I have learnt a few things since we arrived.


  1. I would rather be out making photos than eating.
  2. OH would rather be eating than out making photos.
  3. There is no shortage of spectacular scenery to make photos from.
  4. THERE IS A SIGNIFICANT LACK OF FOOD AND HOT DRINKS IN THIS PART OF THE WORLD AND RATIONS MUST NOT BE ALLOWED TO RUN LOW.

Oh dear.






We started in Harstad, where it became clear that snow is everywhere, even in the town centre. This is the arctic circle, after all. Where there is a plentiful supply of sheet ice. We trod carefully.



Harsted






We made it to Vinmonopolet, to acquire liquor. 

We made it to the supermarket to get sandwiches.

We made it to the historic church. It was closed.

I could happily have taken photos of the trees, church, graveyard etc. But OH wanted to see the museum, and having dragged him all this way it hardly seemed kind to deny him his bit of history. He loves history. The older the better.

But the museum was closed.

We decided not to camp, and started our journey to destination number two.


The only sign in English in Harstad. As if…….





Time to get on the road, get to the scenery.

The scenery was snowy. The snow was piled high on the sides of the road. There was nowhere to stop and take pictures. And where the was, the view was obscured by trees.







Lunchtime.

A picnic in a lay-by. Standing on a sheet of ice.

Food on a table of snow.





lunchtime.

This is not a place for fine dining.

This is the land of fish.

Fishermen, fishing villages, fresh cod and dried cod.

Fish going all around the world.



We visited Myre and Nyksund, in Vesteralen.

A place where signs leave little room for the imagination.






The air smells of fish.



Myre

Fresh cod is shipped around the world or dried to make stockfish; unsalted dried cod.






cod drying on a wooden rack 







stockfish 

Even the music festivals revolve around cod.



Codstock poster on stockfish drying racks







Myre fishing boat heads out to sea.





Nyksund -  a deserted fishing village



This is not a place for fine dining.
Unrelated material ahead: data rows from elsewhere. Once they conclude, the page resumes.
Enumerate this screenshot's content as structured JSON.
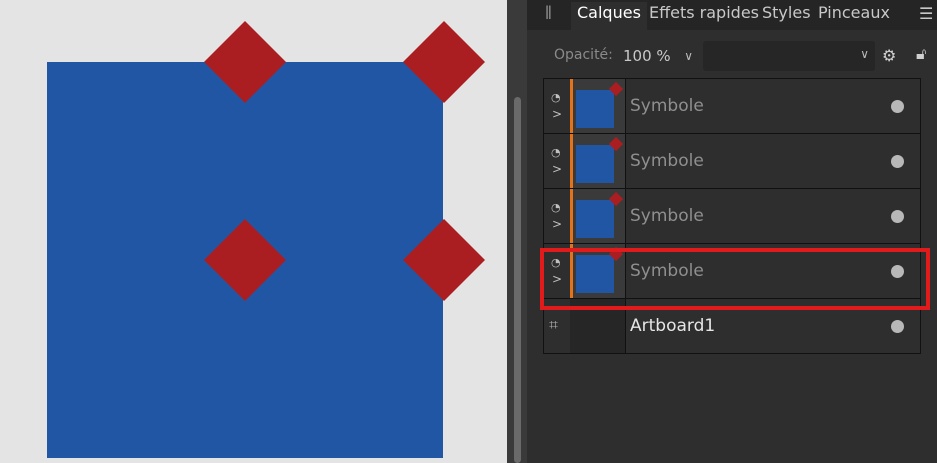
{
  "colors": {
    "canvas_bg": "#e4e4e4",
    "blue": "#2156a5",
    "red": "#aa1e22",
    "accent_orange": "#e0731c",
    "highlight_red": "#e11b1b"
  },
  "tabs": [
    {
      "label": "Calques",
      "active": true
    },
    {
      "label": "Effets rapides",
      "active": false
    },
    {
      "label": "Styles",
      "active": false
    },
    {
      "label": "Pinceaux",
      "active": false
    }
  ],
  "toolbar": {
    "opacity_label": "Opacité:",
    "opacity_value": "100 %",
    "blend_mode": ""
  },
  "layers": [
    {
      "name": "Symbole",
      "type": "symbol",
      "selected": false
    },
    {
      "name": "Symbole",
      "type": "symbol",
      "selected": false
    },
    {
      "name": "Symbole",
      "type": "symbol",
      "selected": false
    },
    {
      "name": "Symbole",
      "type": "symbol",
      "selected": true
    },
    {
      "name": "Artboard1",
      "type": "artboard",
      "selected": false
    }
  ]
}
You can't get fish and chips, or even a cup of tea.


OH gave up and cooked us  some eggs and bacon in the microwave.



fine dining a la microwave


I stopped worrying about about food and decided to go out and do some photography.





before breakfast at Sortland

before dinner in Svolvaer


Tomorrow night I am designated chef.


I fancy toast, jam and some green vegetables.





Lofoten in winter ( after lunch)